Exercise instructions >> All of the data, except its images, should be set down exactly as it appears.

Dataset records >>
◆ ◆ ◆ ◆

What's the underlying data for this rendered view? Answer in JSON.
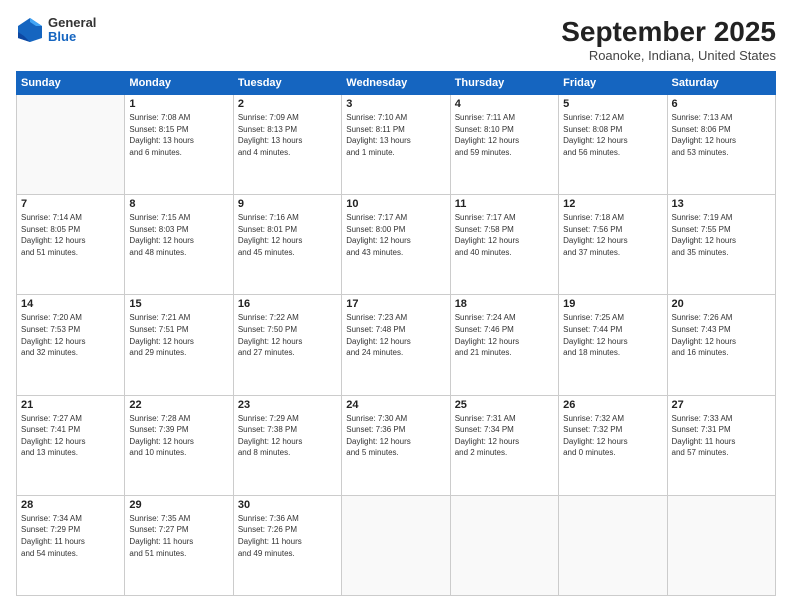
{
  "header": {
    "logo_general": "General",
    "logo_blue": "Blue",
    "month_title": "September 2025",
    "location": "Roanoke, Indiana, United States"
  },
  "days_of_week": [
    "Sunday",
    "Monday",
    "Tuesday",
    "Wednesday",
    "Thursday",
    "Friday",
    "Saturday"
  ],
  "weeks": [
    [
      {
        "day": "",
        "info": ""
      },
      {
        "day": "1",
        "info": "Sunrise: 7:08 AM\nSunset: 8:15 PM\nDaylight: 13 hours\nand 6 minutes."
      },
      {
        "day": "2",
        "info": "Sunrise: 7:09 AM\nSunset: 8:13 PM\nDaylight: 13 hours\nand 4 minutes."
      },
      {
        "day": "3",
        "info": "Sunrise: 7:10 AM\nSunset: 8:11 PM\nDaylight: 13 hours\nand 1 minute."
      },
      {
        "day": "4",
        "info": "Sunrise: 7:11 AM\nSunset: 8:10 PM\nDaylight: 12 hours\nand 59 minutes."
      },
      {
        "day": "5",
        "info": "Sunrise: 7:12 AM\nSunset: 8:08 PM\nDaylight: 12 hours\nand 56 minutes."
      },
      {
        "day": "6",
        "info": "Sunrise: 7:13 AM\nSunset: 8:06 PM\nDaylight: 12 hours\nand 53 minutes."
      }
    ],
    [
      {
        "day": "7",
        "info": "Sunrise: 7:14 AM\nSunset: 8:05 PM\nDaylight: 12 hours\nand 51 minutes."
      },
      {
        "day": "8",
        "info": "Sunrise: 7:15 AM\nSunset: 8:03 PM\nDaylight: 12 hours\nand 48 minutes."
      },
      {
        "day": "9",
        "info": "Sunrise: 7:16 AM\nSunset: 8:01 PM\nDaylight: 12 hours\nand 45 minutes."
      },
      {
        "day": "10",
        "info": "Sunrise: 7:17 AM\nSunset: 8:00 PM\nDaylight: 12 hours\nand 43 minutes."
      },
      {
        "day": "11",
        "info": "Sunrise: 7:17 AM\nSunset: 7:58 PM\nDaylight: 12 hours\nand 40 minutes."
      },
      {
        "day": "12",
        "info": "Sunrise: 7:18 AM\nSunset: 7:56 PM\nDaylight: 12 hours\nand 37 minutes."
      },
      {
        "day": "13",
        "info": "Sunrise: 7:19 AM\nSunset: 7:55 PM\nDaylight: 12 hours\nand 35 minutes."
      }
    ],
    [
      {
        "day": "14",
        "info": "Sunrise: 7:20 AM\nSunset: 7:53 PM\nDaylight: 12 hours\nand 32 minutes."
      },
      {
        "day": "15",
        "info": "Sunrise: 7:21 AM\nSunset: 7:51 PM\nDaylight: 12 hours\nand 29 minutes."
      },
      {
        "day": "16",
        "info": "Sunrise: 7:22 AM\nSunset: 7:50 PM\nDaylight: 12 hours\nand 27 minutes."
      },
      {
        "day": "17",
        "info": "Sunrise: 7:23 AM\nSunset: 7:48 PM\nDaylight: 12 hours\nand 24 minutes."
      },
      {
        "day": "18",
        "info": "Sunrise: 7:24 AM\nSunset: 7:46 PM\nDaylight: 12 hours\nand 21 minutes."
      },
      {
        "day": "19",
        "info": "Sunrise: 7:25 AM\nSunset: 7:44 PM\nDaylight: 12 hours\nand 18 minutes."
      },
      {
        "day": "20",
        "info": "Sunrise: 7:26 AM\nSunset: 7:43 PM\nDaylight: 12 hours\nand 16 minutes."
      }
    ],
    [
      {
        "day": "21",
        "info": "Sunrise: 7:27 AM\nSunset: 7:41 PM\nDaylight: 12 hours\nand 13 minutes."
      },
      {
        "day": "22",
        "info": "Sunrise: 7:28 AM\nSunset: 7:39 PM\nDaylight: 12 hours\nand 10 minutes."
      },
      {
        "day": "23",
        "info": "Sunrise: 7:29 AM\nSunset: 7:38 PM\nDaylight: 12 hours\nand 8 minutes."
      },
      {
        "day": "24",
        "info": "Sunrise: 7:30 AM\nSunset: 7:36 PM\nDaylight: 12 hours\nand 5 minutes."
      },
      {
        "day": "25",
        "info": "Sunrise: 7:31 AM\nSunset: 7:34 PM\nDaylight: 12 hours\nand 2 minutes."
      },
      {
        "day": "26",
        "info": "Sunrise: 7:32 AM\nSunset: 7:32 PM\nDaylight: 12 hours\nand 0 minutes."
      },
      {
        "day": "27",
        "info": "Sunrise: 7:33 AM\nSunset: 7:31 PM\nDaylight: 11 hours\nand 57 minutes."
      }
    ],
    [
      {
        "day": "28",
        "info": "Sunrise: 7:34 AM\nSunset: 7:29 PM\nDaylight: 11 hours\nand 54 minutes."
      },
      {
        "day": "29",
        "info": "Sunrise: 7:35 AM\nSunset: 7:27 PM\nDaylight: 11 hours\nand 51 minutes."
      },
      {
        "day": "30",
        "info": "Sunrise: 7:36 AM\nSunset: 7:26 PM\nDaylight: 11 hours\nand 49 minutes."
      },
      {
        "day": "",
        "info": ""
      },
      {
        "day": "",
        "info": ""
      },
      {
        "day": "",
        "info": ""
      },
      {
        "day": "",
        "info": ""
      }
    ]
  ]
}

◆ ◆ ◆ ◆

Output of the exercise >>
What's the underlying data for this rendered view? Answer in JSON.
{
  "header": {
    "logo_general": "General",
    "logo_blue": "Blue",
    "month_title": "September 2025",
    "location": "Roanoke, Indiana, United States"
  },
  "days_of_week": [
    "Sunday",
    "Monday",
    "Tuesday",
    "Wednesday",
    "Thursday",
    "Friday",
    "Saturday"
  ],
  "weeks": [
    [
      {
        "day": "",
        "info": ""
      },
      {
        "day": "1",
        "info": "Sunrise: 7:08 AM\nSunset: 8:15 PM\nDaylight: 13 hours\nand 6 minutes."
      },
      {
        "day": "2",
        "info": "Sunrise: 7:09 AM\nSunset: 8:13 PM\nDaylight: 13 hours\nand 4 minutes."
      },
      {
        "day": "3",
        "info": "Sunrise: 7:10 AM\nSunset: 8:11 PM\nDaylight: 13 hours\nand 1 minute."
      },
      {
        "day": "4",
        "info": "Sunrise: 7:11 AM\nSunset: 8:10 PM\nDaylight: 12 hours\nand 59 minutes."
      },
      {
        "day": "5",
        "info": "Sunrise: 7:12 AM\nSunset: 8:08 PM\nDaylight: 12 hours\nand 56 minutes."
      },
      {
        "day": "6",
        "info": "Sunrise: 7:13 AM\nSunset: 8:06 PM\nDaylight: 12 hours\nand 53 minutes."
      }
    ],
    [
      {
        "day": "7",
        "info": "Sunrise: 7:14 AM\nSunset: 8:05 PM\nDaylight: 12 hours\nand 51 minutes."
      },
      {
        "day": "8",
        "info": "Sunrise: 7:15 AM\nSunset: 8:03 PM\nDaylight: 12 hours\nand 48 minutes."
      },
      {
        "day": "9",
        "info": "Sunrise: 7:16 AM\nSunset: 8:01 PM\nDaylight: 12 hours\nand 45 minutes."
      },
      {
        "day": "10",
        "info": "Sunrise: 7:17 AM\nSunset: 8:00 PM\nDaylight: 12 hours\nand 43 minutes."
      },
      {
        "day": "11",
        "info": "Sunrise: 7:17 AM\nSunset: 7:58 PM\nDaylight: 12 hours\nand 40 minutes."
      },
      {
        "day": "12",
        "info": "Sunrise: 7:18 AM\nSunset: 7:56 PM\nDaylight: 12 hours\nand 37 minutes."
      },
      {
        "day": "13",
        "info": "Sunrise: 7:19 AM\nSunset: 7:55 PM\nDaylight: 12 hours\nand 35 minutes."
      }
    ],
    [
      {
        "day": "14",
        "info": "Sunrise: 7:20 AM\nSunset: 7:53 PM\nDaylight: 12 hours\nand 32 minutes."
      },
      {
        "day": "15",
        "info": "Sunrise: 7:21 AM\nSunset: 7:51 PM\nDaylight: 12 hours\nand 29 minutes."
      },
      {
        "day": "16",
        "info": "Sunrise: 7:22 AM\nSunset: 7:50 PM\nDaylight: 12 hours\nand 27 minutes."
      },
      {
        "day": "17",
        "info": "Sunrise: 7:23 AM\nSunset: 7:48 PM\nDaylight: 12 hours\nand 24 minutes."
      },
      {
        "day": "18",
        "info": "Sunrise: 7:24 AM\nSunset: 7:46 PM\nDaylight: 12 hours\nand 21 minutes."
      },
      {
        "day": "19",
        "info": "Sunrise: 7:25 AM\nSunset: 7:44 PM\nDaylight: 12 hours\nand 18 minutes."
      },
      {
        "day": "20",
        "info": "Sunrise: 7:26 AM\nSunset: 7:43 PM\nDaylight: 12 hours\nand 16 minutes."
      }
    ],
    [
      {
        "day": "21",
        "info": "Sunrise: 7:27 AM\nSunset: 7:41 PM\nDaylight: 12 hours\nand 13 minutes."
      },
      {
        "day": "22",
        "info": "Sunrise: 7:28 AM\nSunset: 7:39 PM\nDaylight: 12 hours\nand 10 minutes."
      },
      {
        "day": "23",
        "info": "Sunrise: 7:29 AM\nSunset: 7:38 PM\nDaylight: 12 hours\nand 8 minutes."
      },
      {
        "day": "24",
        "info": "Sunrise: 7:30 AM\nSunset: 7:36 PM\nDaylight: 12 hours\nand 5 minutes."
      },
      {
        "day": "25",
        "info": "Sunrise: 7:31 AM\nSunset: 7:34 PM\nDaylight: 12 hours\nand 2 minutes."
      },
      {
        "day": "26",
        "info": "Sunrise: 7:32 AM\nSunset: 7:32 PM\nDaylight: 12 hours\nand 0 minutes."
      },
      {
        "day": "27",
        "info": "Sunrise: 7:33 AM\nSunset: 7:31 PM\nDaylight: 11 hours\nand 57 minutes."
      }
    ],
    [
      {
        "day": "28",
        "info": "Sunrise: 7:34 AM\nSunset: 7:29 PM\nDaylight: 11 hours\nand 54 minutes."
      },
      {
        "day": "29",
        "info": "Sunrise: 7:35 AM\nSunset: 7:27 PM\nDaylight: 11 hours\nand 51 minutes."
      },
      {
        "day": "30",
        "info": "Sunrise: 7:36 AM\nSunset: 7:26 PM\nDaylight: 11 hours\nand 49 minutes."
      },
      {
        "day": "",
        "info": ""
      },
      {
        "day": "",
        "info": ""
      },
      {
        "day": "",
        "info": ""
      },
      {
        "day": "",
        "info": ""
      }
    ]
  ]
}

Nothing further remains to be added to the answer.